And if a man shall meet the black dog once, it shall be for joy; the second time, it shall be for sorrow; and the third time, he shall die.
— W.H.C. Pynchon, The Black Dog, 1898
The webinar on Monday December 8th will be about the phantom black dog, a phenomenon that stretches back into Pagan times yet remains surprisingly contemporary. One of the best known examples is the Black Dog of Hanging Hills, Connecticut. Geologist W.H.C. Pynchon relates how he and his colleague Herbert Marshall were exploring West Peak in the Hanging Hills range when they chanced upon the fabled Black Dog. Marshall, who had already encountered the Black Dog twice, scoffed at the legend; but later that day he slipped on a patch of ice and tumbled to his death.
Unlike the huge terrifying death hounds of the British Isles, the Black Dog of Hanging Hills is a small friendly scruffy character with a silent bark. He leaves no footprints. There are common sightings of this pup on West Peak and, more rarely, accidental hiking deaths in the area. The unusual rock formations and panoramic views make the peak an enticing destination for off trail exploration, yet the volcanic rock is brittle and the surfaces are littered with scree, making this a dangerous place for bushwhacking. No one has suggested that the Black Dog is anything but a messenger of impending danger or disaster. Hikers describe him as an engaging pup whose sole disconcerting quality, aside from the legends surrounding him, is a tendency to appear and disappear unexpectedly.
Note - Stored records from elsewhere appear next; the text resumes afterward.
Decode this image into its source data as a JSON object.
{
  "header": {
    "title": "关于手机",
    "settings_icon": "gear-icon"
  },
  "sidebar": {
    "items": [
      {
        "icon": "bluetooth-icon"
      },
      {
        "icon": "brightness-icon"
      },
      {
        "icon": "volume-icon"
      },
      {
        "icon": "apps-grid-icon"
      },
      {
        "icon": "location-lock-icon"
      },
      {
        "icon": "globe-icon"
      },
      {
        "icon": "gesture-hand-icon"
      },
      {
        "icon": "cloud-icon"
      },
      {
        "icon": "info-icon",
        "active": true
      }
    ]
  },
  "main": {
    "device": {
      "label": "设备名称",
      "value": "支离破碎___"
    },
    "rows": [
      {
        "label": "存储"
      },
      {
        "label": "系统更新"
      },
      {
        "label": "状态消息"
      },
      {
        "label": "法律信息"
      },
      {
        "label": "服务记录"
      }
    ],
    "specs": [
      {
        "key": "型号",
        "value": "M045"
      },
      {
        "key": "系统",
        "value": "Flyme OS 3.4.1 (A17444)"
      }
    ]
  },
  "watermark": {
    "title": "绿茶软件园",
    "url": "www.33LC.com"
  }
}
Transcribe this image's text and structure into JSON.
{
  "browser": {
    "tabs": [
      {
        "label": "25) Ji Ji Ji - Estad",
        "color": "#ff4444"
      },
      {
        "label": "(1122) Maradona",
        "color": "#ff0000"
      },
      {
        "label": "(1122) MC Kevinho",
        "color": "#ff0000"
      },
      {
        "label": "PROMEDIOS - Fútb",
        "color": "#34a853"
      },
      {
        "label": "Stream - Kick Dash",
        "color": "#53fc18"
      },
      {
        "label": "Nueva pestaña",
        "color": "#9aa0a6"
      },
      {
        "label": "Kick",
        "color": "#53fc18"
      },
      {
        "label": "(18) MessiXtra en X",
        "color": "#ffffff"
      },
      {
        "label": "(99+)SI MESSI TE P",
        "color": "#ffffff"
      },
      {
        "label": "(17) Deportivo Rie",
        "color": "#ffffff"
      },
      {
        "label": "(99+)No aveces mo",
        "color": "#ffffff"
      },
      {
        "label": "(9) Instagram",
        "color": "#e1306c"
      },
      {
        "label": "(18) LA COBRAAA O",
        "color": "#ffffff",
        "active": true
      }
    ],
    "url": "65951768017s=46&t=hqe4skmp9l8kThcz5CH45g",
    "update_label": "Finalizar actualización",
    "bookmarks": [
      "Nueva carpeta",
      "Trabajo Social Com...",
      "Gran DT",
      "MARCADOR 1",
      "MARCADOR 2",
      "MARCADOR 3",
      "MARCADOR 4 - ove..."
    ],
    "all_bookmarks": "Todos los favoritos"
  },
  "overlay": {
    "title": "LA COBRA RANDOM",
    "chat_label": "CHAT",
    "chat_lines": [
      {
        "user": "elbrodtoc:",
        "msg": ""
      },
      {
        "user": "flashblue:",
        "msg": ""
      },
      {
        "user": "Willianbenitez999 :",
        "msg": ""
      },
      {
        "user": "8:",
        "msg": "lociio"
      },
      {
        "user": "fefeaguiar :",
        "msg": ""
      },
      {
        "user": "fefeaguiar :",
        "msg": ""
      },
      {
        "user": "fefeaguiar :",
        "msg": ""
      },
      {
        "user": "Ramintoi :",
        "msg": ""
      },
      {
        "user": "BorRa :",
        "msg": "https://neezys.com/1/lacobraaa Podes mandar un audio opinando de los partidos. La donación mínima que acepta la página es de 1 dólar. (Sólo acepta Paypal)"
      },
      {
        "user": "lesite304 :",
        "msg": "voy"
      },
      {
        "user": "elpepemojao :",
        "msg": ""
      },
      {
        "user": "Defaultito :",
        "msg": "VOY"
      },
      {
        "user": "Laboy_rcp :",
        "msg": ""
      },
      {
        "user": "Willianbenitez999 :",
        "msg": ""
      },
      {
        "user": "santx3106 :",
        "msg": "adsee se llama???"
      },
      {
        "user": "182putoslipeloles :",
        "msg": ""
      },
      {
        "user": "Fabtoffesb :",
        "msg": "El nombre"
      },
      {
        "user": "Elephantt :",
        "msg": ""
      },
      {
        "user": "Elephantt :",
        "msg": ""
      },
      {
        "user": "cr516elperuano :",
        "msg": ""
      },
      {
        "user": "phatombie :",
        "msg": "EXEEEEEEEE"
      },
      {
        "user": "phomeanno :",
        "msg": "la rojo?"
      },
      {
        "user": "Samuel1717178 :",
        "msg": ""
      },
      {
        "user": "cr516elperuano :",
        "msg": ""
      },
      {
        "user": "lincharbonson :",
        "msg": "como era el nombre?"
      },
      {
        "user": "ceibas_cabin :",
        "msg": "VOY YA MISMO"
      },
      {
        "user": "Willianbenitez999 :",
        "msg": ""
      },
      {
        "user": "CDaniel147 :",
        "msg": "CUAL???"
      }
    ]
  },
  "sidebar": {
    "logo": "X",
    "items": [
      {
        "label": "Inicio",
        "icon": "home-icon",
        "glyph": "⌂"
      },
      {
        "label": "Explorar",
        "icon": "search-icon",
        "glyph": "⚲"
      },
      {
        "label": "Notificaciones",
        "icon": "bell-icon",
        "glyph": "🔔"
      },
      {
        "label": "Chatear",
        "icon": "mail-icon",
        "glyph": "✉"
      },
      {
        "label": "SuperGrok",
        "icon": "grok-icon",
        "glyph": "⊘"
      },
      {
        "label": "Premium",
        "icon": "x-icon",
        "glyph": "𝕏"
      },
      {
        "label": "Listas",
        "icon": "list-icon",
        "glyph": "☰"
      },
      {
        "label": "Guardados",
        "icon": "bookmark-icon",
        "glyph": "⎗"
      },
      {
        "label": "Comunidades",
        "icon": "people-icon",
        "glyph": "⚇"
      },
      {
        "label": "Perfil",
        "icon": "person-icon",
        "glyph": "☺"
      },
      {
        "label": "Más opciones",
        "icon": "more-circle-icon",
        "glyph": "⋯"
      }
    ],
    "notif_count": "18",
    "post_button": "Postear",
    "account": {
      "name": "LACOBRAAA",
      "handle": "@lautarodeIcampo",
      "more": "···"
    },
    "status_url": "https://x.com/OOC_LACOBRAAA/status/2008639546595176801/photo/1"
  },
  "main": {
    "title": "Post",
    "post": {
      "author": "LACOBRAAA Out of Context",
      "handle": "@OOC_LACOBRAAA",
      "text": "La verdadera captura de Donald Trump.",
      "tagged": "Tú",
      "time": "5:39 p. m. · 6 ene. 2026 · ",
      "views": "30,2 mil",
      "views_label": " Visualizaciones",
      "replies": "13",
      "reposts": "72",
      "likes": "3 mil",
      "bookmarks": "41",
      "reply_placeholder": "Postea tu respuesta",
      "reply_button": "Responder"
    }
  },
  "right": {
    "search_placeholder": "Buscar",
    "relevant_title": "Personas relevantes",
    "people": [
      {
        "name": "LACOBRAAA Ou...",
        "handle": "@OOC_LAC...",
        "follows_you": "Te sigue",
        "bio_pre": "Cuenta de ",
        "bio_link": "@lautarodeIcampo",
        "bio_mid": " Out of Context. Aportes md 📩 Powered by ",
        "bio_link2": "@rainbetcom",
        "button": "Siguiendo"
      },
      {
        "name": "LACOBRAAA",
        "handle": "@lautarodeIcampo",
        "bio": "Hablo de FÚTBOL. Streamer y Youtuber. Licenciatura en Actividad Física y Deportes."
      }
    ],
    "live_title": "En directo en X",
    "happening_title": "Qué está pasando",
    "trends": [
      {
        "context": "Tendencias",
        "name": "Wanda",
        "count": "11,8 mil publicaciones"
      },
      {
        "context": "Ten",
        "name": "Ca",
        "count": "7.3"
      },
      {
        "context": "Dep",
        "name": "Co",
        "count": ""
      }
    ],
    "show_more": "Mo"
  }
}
Pynchon declared himself a firm believer in the common wisdom surrounding the Black Dog of Hanging Hills, but sticklers for fact are quick to point out that, while Pynchon is on record as having encountered the Black Dog twice, he did not follow his friend some years later into a deadly ravine on West Peak. Pynchon died in 1910 on Long Island, and Herbert Marshall is the only known geologist to have a little black dog silently speak his doom.
Sources: Pure, delicious rumor.
Befriending the Black Dog A webinar with Hearth Moon Rising Monday, December 8, 2014 7:00 – 8:00 Eastern Time Attend live or stream later Pre-registration required
Several people had seen a creature upon the moor which corresponds with this Baskerville demon, and which could not possibly be any animal known to science. They all agreed that it was a huge creature, luminous, ghastly, and spectral. I have cross-examined these men, one of them a hard-headed countryman, one a farrier, and one a moorland farmer, who all tell the same story of this dreadful apparition, exactly corresponding to the hell-hound of the legend.
The creator of Sherlock Holmes had a vivid imagination that his famous protagonist would have sneered at. Conan Doyle’s impressionable mind was piqued by a story he chanced upon in 1901 when driven from the golf course by a storm. His companion regaled him with tales of a phantom dog that haunted the countryside, with bloody eyes and a luminous aura. Throw in a family curse, an evil aristocrat, and a lovely victim, and the legend had all the ingredients of a first rate mystery. The Hound of the Baskervilles is considered Conan Doyle’s most expertly crafted plot and one of the best detective novels ever penned.
But this was not an obscure folktale, at least not the hellhound part of it. Legends of a phantom dog from the death realm, usually huge and black, are found wherever there has been Celtic influence, most notably the British Isles but also France, Germany, and Spain. Black Dog anecdotes have even cropped up in North and South America, all containing elements of the core fable: a black dog inhabiting liminal spaces, strongly connected with death. Conan Doyle probably did not know that the Black Dog is also a storm dweller, making the eminent author’s retreat from the golf course that inclement day appear to have the paw prints of fate.
In this upcoming webinar we will examine the origin of the Black Dog as emissary of the Mother-goddess. We will also discuss myths originating in Mesoamerica and the Philippines that provide clues to the meaning of the strange and persistent tales of the phantom dog.
Befriending the Black Dog Monday, December 8, 2014 7:00–8:00 pm Eastern Time (US) Attend live or stream later Cost $25 $10 Pre-registration required